Secure AES128 for ATMega8515
Authors: Ryad Benadjila, Victor Lomné, Emmanuel Prouff, Thomas Roche
The members of ANSSI's laboratory of embedded security has developed two versions of AES128 for ATMega8515 device. The implementation codes are published for research and pedagogical purposes only.
The platform on which the code has been tests is the WB Electronics 64 Kbit ATMega chipcard: it is made of an ATMega8515 embedded in a smartcard form factor, which represents a realistic SCA attacks target.
The ATMega8515 component is not a secure one; in particular it works with an external clock and contains no hardware random generator. The information leakage is consequently particularly high and there is almost no jittering (traces' acquisition should therefore not suffer from too much desynchronization). To secure the implementation, it has been chosen to apply state of the art techniques : basic countermeasures for Version1 and improved countermeasures for Version2.
The AES128 implementations have been embedded in a minimal OS based on the open source OS SOSSE
(cf. www.mbsks.franken.de/sosse/). The AES128 API can therefore be executed through the ISO-7816 interface of the card
(implemented in software by the SOSSE OS HAL). The list of available APDUs and their basic description are given in
the pdf file
secureAES128_atmega8515.pdf. For information, a python script is also provided which launches
an AES128 encryption et get the result (cf.
The project sources (OS + secure AES128) are provided in two different archives (one for each version, low security or high security) : Version1 and Version2. The sources files contain many comments which should clarify the choices made to secure the algorithms. The (modified/simplified) sources iof SOSSE still contain the original comments.

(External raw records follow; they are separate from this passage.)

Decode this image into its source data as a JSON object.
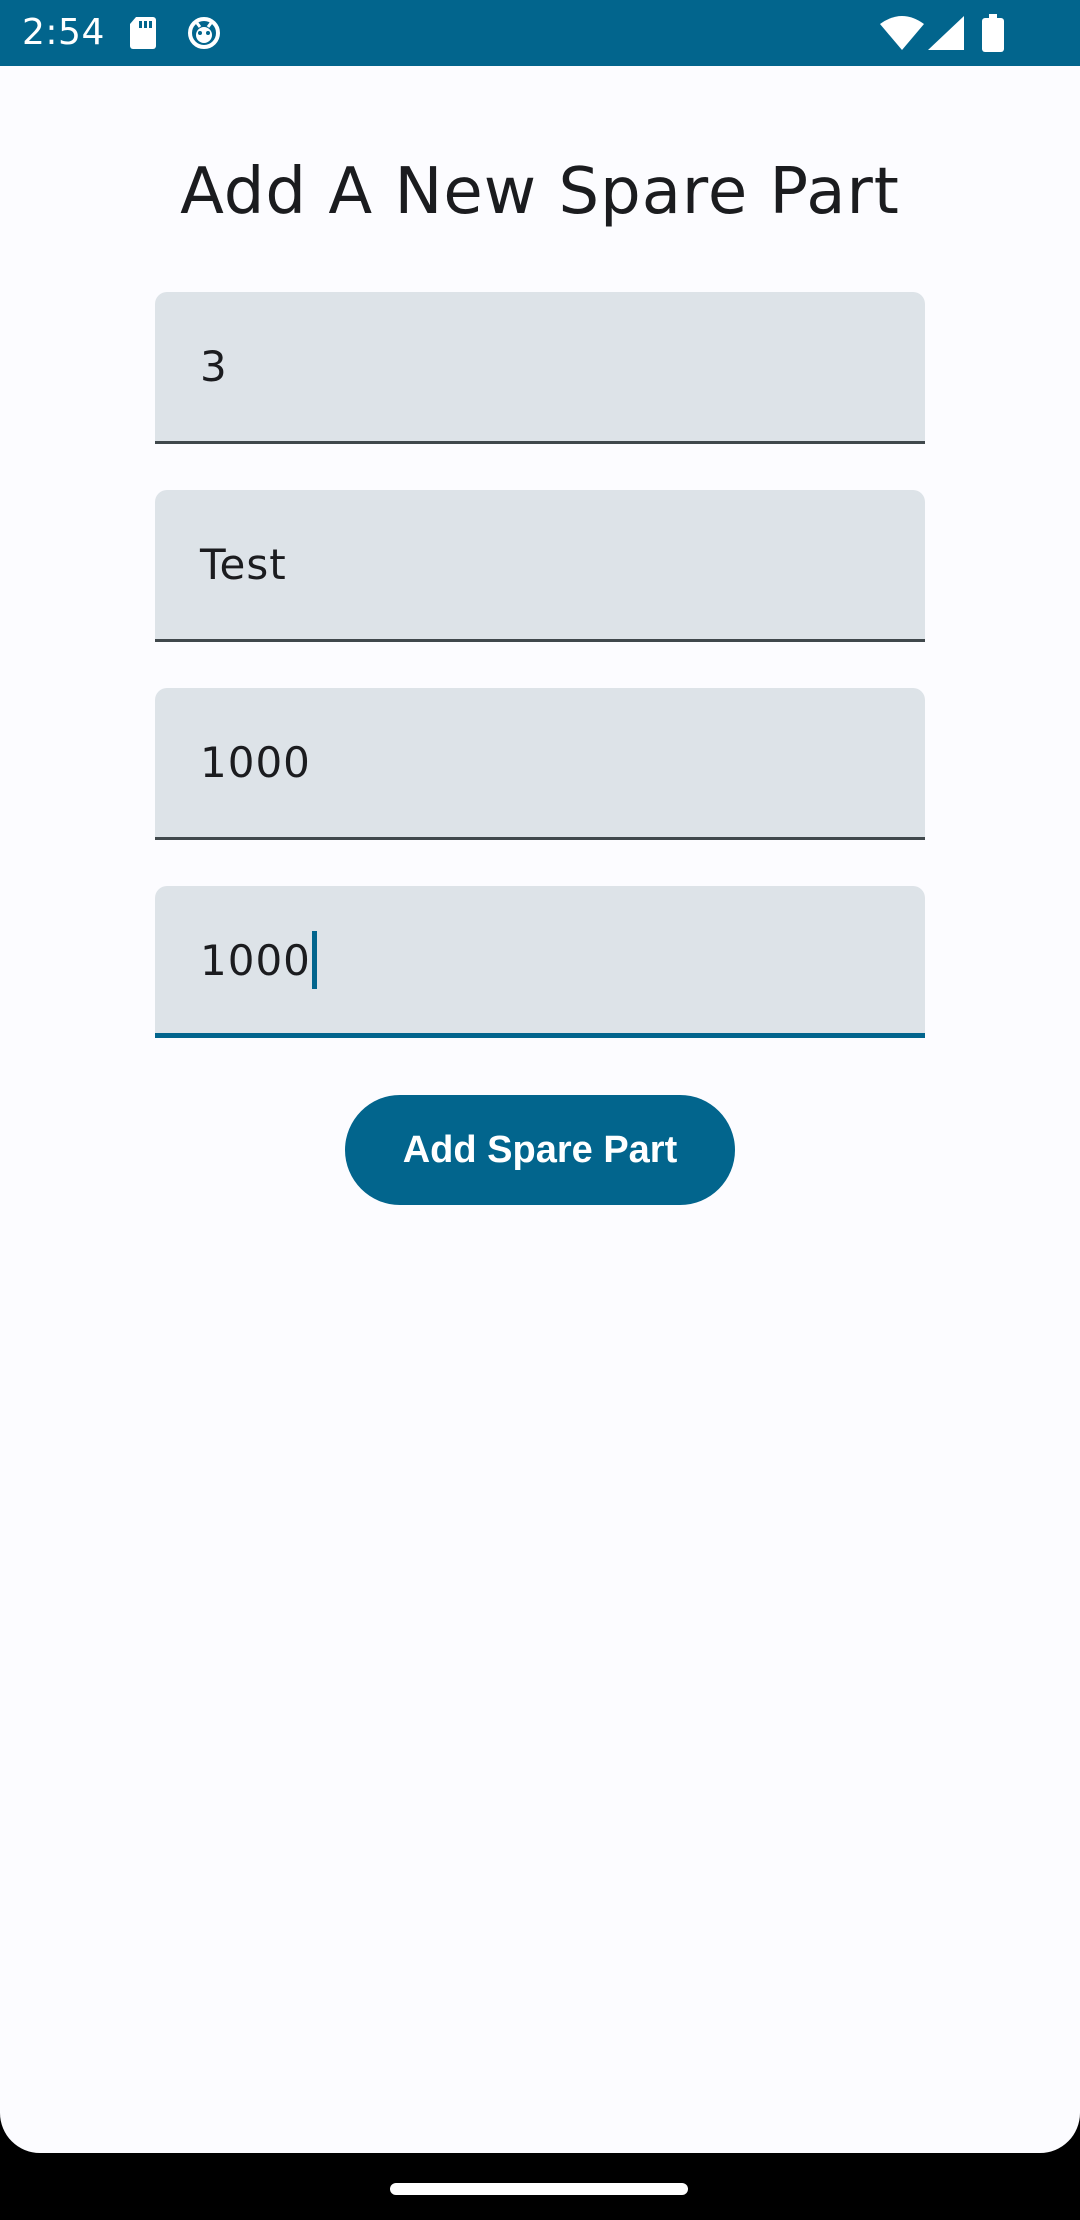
{
  "status_bar": {
    "time": "2:54",
    "icons_left": [
      "sd-card-icon",
      "android-debug-icon"
    ],
    "icons_right": [
      "wifi-icon",
      "cell-signal-icon",
      "battery-icon"
    ],
    "color": "#02658d"
  },
  "page": {
    "title": "Add A New Spare Part"
  },
  "form": {
    "fields": [
      {
        "value": "3"
      },
      {
        "value": "Test"
      },
      {
        "value": "1000"
      },
      {
        "value": "1000",
        "focused": true
      }
    ],
    "submit_label": "Add Spare Part"
  },
  "colors": {
    "primary": "#02658d",
    "background": "#fcfcff",
    "field_background": "#dde3e8"
  }
}
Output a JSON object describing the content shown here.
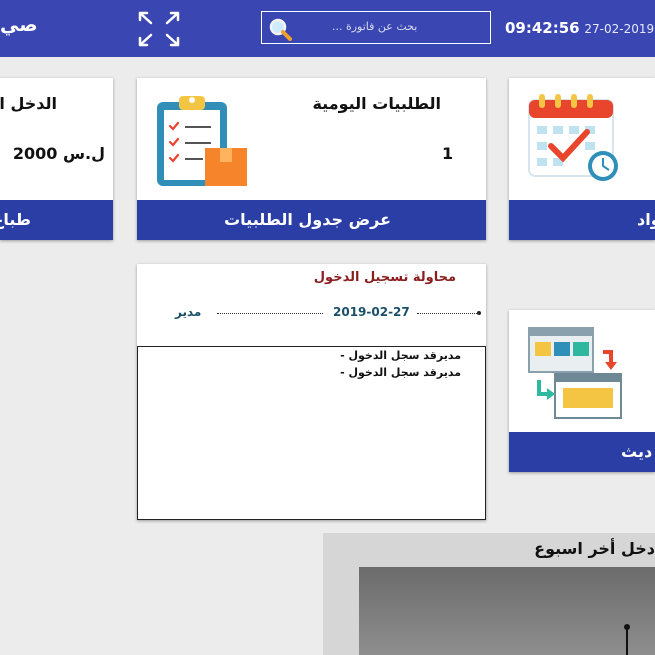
{
  "header": {
    "brand_partial": "صي",
    "search_placeholder": "بحث عن فاتورة ...",
    "time": "09:42:56",
    "date": "27-02-2019",
    "accent": "#3a47b3"
  },
  "cards": {
    "income": {
      "title_partial": "الدخل ال",
      "value": "2000 ل.س",
      "footer_partial": "طباع"
    },
    "orders": {
      "title": "الطلبيات اليومية",
      "value": "1",
      "footer": "عرض جدول الطلبيات"
    },
    "materials": {
      "footer_partial": "واد"
    },
    "update": {
      "footer_partial": "ديث"
    }
  },
  "login_panel": {
    "title": "محاولة تسجيل الدخول",
    "date": "2019-02-27",
    "role": "مدير",
    "entries": [
      "مديرقد سجل الدخول -",
      "مديرقد سجل الدخول -"
    ]
  },
  "chart": {
    "title_partial": "دخل أخر اسبوع"
  },
  "chart_data": {
    "type": "line",
    "title": "دخل أخر اسبوع",
    "series": []
  },
  "icons": {
    "expand": "expand-icon",
    "search": "search-icon",
    "clipboard": "clipboard-checklist-icon",
    "calendar": "calendar-check-icon",
    "sync": "sync-windows-icon"
  }
}
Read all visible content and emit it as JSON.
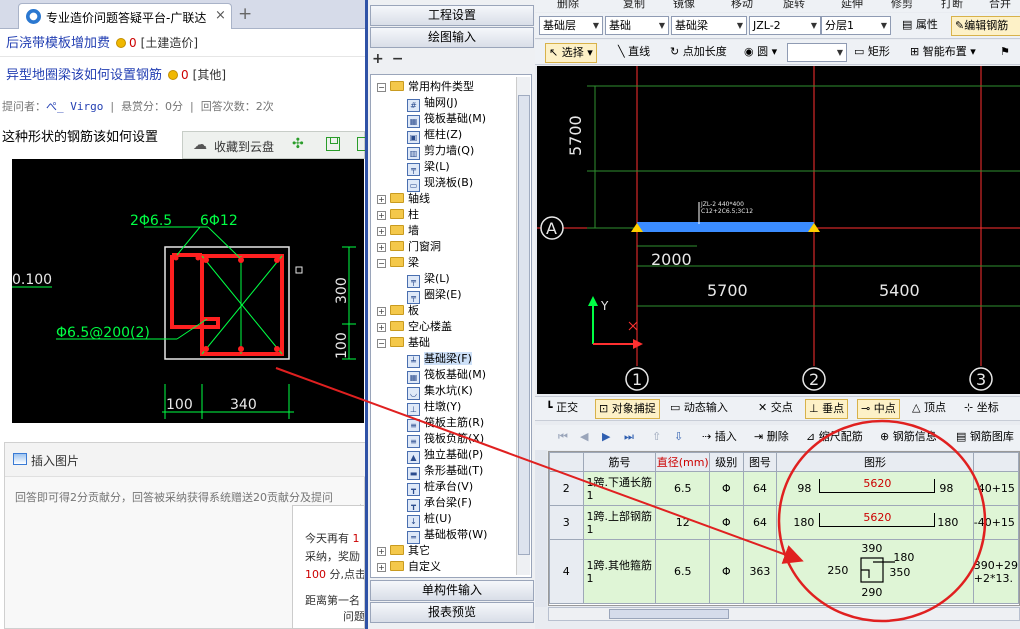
{
  "browser": {
    "tab_title": "专业造价问题答疑平台-广联达",
    "tab_close": "×",
    "new_tab": "+",
    "q1_title": "后浇带模板增加费",
    "q1_score": "0",
    "q1_category": "[土建造价]",
    "q2_title": "异型地圈梁该如何设置钢筋",
    "q2_score": "0",
    "q2_category": "[其他]",
    "asker_label": "提问者：",
    "asker_name": "ぺ_ Virgo",
    "reward": "悬赏分：0分",
    "answers": "回答次数：2次",
    "question_text": "这种形状的钢筋该如何设置",
    "cloud_save": "收藏到云盘",
    "insert_image": "插入图片",
    "answer_placeholder": "回答即可得2分贡献分，回答被采纳获得系统赠送20贡献分及提问",
    "tip_line1": "今天再有",
    "tip_num1": "1",
    "tip_line2": "采纳，奖励",
    "tip_num2": "100",
    "tip_line3": " 分,点击",
    "tip_line4": "距离第一名",
    "tip_line5": "问题"
  },
  "drawing_image": {
    "label_2phi65": "2Φ6.5",
    "label_6phi12": "6Φ12",
    "label_0100": "0.100",
    "label_stirrup": "Φ6.5@200(2)",
    "dim_300": "300",
    "dim_100v": "100",
    "dim_100h": "100",
    "dim_340": "340"
  },
  "tree": {
    "top_buttons": [
      "工程设置",
      "绘图输入"
    ],
    "bottom_buttons": [
      "单构件输入",
      "报表预览"
    ],
    "add_glyph": "+",
    "remove_glyph": "−",
    "nodes": [
      {
        "label": "常用构件类型",
        "kind": "folder",
        "expand": "−"
      },
      {
        "label": "轴网(J)",
        "kind": "item",
        "glyph": "#"
      },
      {
        "label": "筏板基础(M)",
        "kind": "item",
        "glyph": "▦"
      },
      {
        "label": "框柱(Z)",
        "kind": "item",
        "glyph": "▣"
      },
      {
        "label": "剪力墙(Q)",
        "kind": "item",
        "glyph": "▥"
      },
      {
        "label": "梁(L)",
        "kind": "item",
        "glyph": "╤"
      },
      {
        "label": "现浇板(B)",
        "kind": "item",
        "glyph": "▭"
      },
      {
        "label": "轴线",
        "kind": "folder",
        "expand": "+"
      },
      {
        "label": "柱",
        "kind": "folder",
        "expand": "+"
      },
      {
        "label": "墙",
        "kind": "folder",
        "expand": "+"
      },
      {
        "label": "门窗洞",
        "kind": "folder",
        "expand": "+"
      },
      {
        "label": "梁",
        "kind": "folder",
        "expand": "−"
      },
      {
        "label": "梁(L)",
        "kind": "item",
        "glyph": "╤"
      },
      {
        "label": "圈梁(E)",
        "kind": "item",
        "glyph": "╤"
      },
      {
        "label": "板",
        "kind": "folder",
        "expand": "+"
      },
      {
        "label": "空心楼盖",
        "kind": "folder",
        "expand": "+"
      },
      {
        "label": "基础",
        "kind": "folder",
        "expand": "−"
      },
      {
        "label": "基础梁(F)",
        "kind": "item",
        "glyph": "╧",
        "selected": true
      },
      {
        "label": "筏板基础(M)",
        "kind": "item",
        "glyph": "▦"
      },
      {
        "label": "集水坑(K)",
        "kind": "item",
        "glyph": "◡"
      },
      {
        "label": "柱墩(Y)",
        "kind": "item",
        "glyph": "⊥"
      },
      {
        "label": "筏板主筋(R)",
        "kind": "item",
        "glyph": "≡"
      },
      {
        "label": "筏板负筋(X)",
        "kind": "item",
        "glyph": "≡"
      },
      {
        "label": "独立基础(P)",
        "kind": "item",
        "glyph": "▲"
      },
      {
        "label": "条形基础(T)",
        "kind": "item",
        "glyph": "▬"
      },
      {
        "label": "桩承台(V)",
        "kind": "item",
        "glyph": "┳"
      },
      {
        "label": "承台梁(F)",
        "kind": "item",
        "glyph": "┳"
      },
      {
        "label": "桩(U)",
        "kind": "item",
        "glyph": "↓"
      },
      {
        "label": "基础板带(W)",
        "kind": "item",
        "glyph": "═"
      },
      {
        "label": "其它",
        "kind": "folder",
        "expand": "+"
      },
      {
        "label": "自定义",
        "kind": "folder",
        "expand": "+"
      }
    ]
  },
  "cad": {
    "menu_items": [
      "删除",
      "复制",
      "镜像",
      "移动",
      "旋转",
      "延伸",
      "修剪",
      "打断",
      "合并"
    ],
    "combo_floor": "基础层",
    "combo_type": "基础",
    "combo_member": "基础梁",
    "combo_name": "JZL-2",
    "combo_layer": "分层1",
    "btn_props": "属性",
    "btn_edit_rebar": "编辑钢筋",
    "btn_select": "选择",
    "btn_line": "直线",
    "btn_point_len": "点加长度",
    "btn_circle": "圆",
    "btn_rect": "矩形",
    "btn_smart": "智能布置",
    "snap_ortho": "正交",
    "snap_object": "对象捕捉",
    "snap_dynamic": "动态输入",
    "snap_intersection": "交点",
    "snap_perp": "垂点",
    "snap_mid": "中点",
    "snap_vertex": "顶点",
    "snap_coord": "坐标",
    "grid_insert": "插入",
    "grid_delete": "删除",
    "grid_scale": "缩尺配筋",
    "grid_info": "钢筋信息",
    "grid_lib": "钢筋图库",
    "canvas_5700v": "5700",
    "canvas_2000": "2000",
    "canvas_5700h": "5700",
    "canvas_5400": "5400",
    "axis_A": "A",
    "axis_1": "1",
    "axis_2": "2",
    "axis_3": "3",
    "y_label": "Y",
    "beam_label1": "JZL-2 440*400",
    "beam_label2": "C12+2C6.5;3C12",
    "table_headers": [
      "筋号",
      "直径(mm)",
      "级别",
      "图号",
      "图形"
    ],
    "rows": [
      {
        "idx": "2",
        "name": "1跨.下通长筋1",
        "dia": "6.5",
        "grade": "Φ",
        "fig": "64",
        "left": "98",
        "mid": "5620",
        "right": "98",
        "extra": "-40+15"
      },
      {
        "idx": "3",
        "name": "1跨.上部钢筋1",
        "dia": "12",
        "grade": "Φ",
        "fig": "64",
        "left": "180",
        "mid": "5620",
        "right": "180",
        "extra": "-40+15"
      },
      {
        "idx": "4",
        "name": "1跨.其他箍筋1",
        "dia": "6.5",
        "grade": "Φ",
        "fig": "363",
        "extra": "390+29 +2*13."
      }
    ],
    "stirrup_390": "390",
    "stirrup_180": "180",
    "stirrup_250": "250",
    "stirrup_350": "350",
    "stirrup_290": "290"
  }
}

For efficiency reasons, the assembly code of AES Version1 assumes that the global variable
maskedSbox has an address correctly aligned on
a memory block of 256 bytes.
Unfortunately, with the tested avr-gcc version 5.4.0, the
__attribute__((aligned(256))) does not
optimize the variables placement in SRAM resulting in a possible overflow (due to the very constrained 544 bytes of SRAM in the
This inclined us to force this alignment using a zero padding through a crafted global variable declared before maskedSbox: the addresses and the proper alignment can be checked using avr-objdump on the produced ELF binary. If you use versions of avr-gcc different from 5.4.0, please check and adapt this zero padding.
Using the internal trigger
In order to make acquisitions easier, we have implemented a trigger on the ISO7816-2 pin C4 (see the figure below). This pin is unused by the ISO7816-3 layer, and since it is connected to an internal pin of the ATMega8515, we can use it without perturbing the APDU communication with a reader.
The pin C4 is set high before executing the AES, and set low after its execution. You can play around with the
trig_low() functions calls inside the AES (it is safe to call them from C and assembly).
-------------+------------- | C1 | C5 | | | | +-------\ | /-------+ | C2 +----+ + C6 | | | | | +--------| |--------+ | C3 | | C7 | | +----+----+ | +-------/ | \-------+ | C4=TRIG | C8 | | | | -------------+-------------
You can activate the trigger when compiling the source code using the
$ CFLAGS="-DWITH_AES_TRIG" make
SOSSE source codes are released under GPL v2 License. Our specific source codes (for aesv1 and aesv2) are released under the BSD License. See the LICENSE file in each source folder for more information.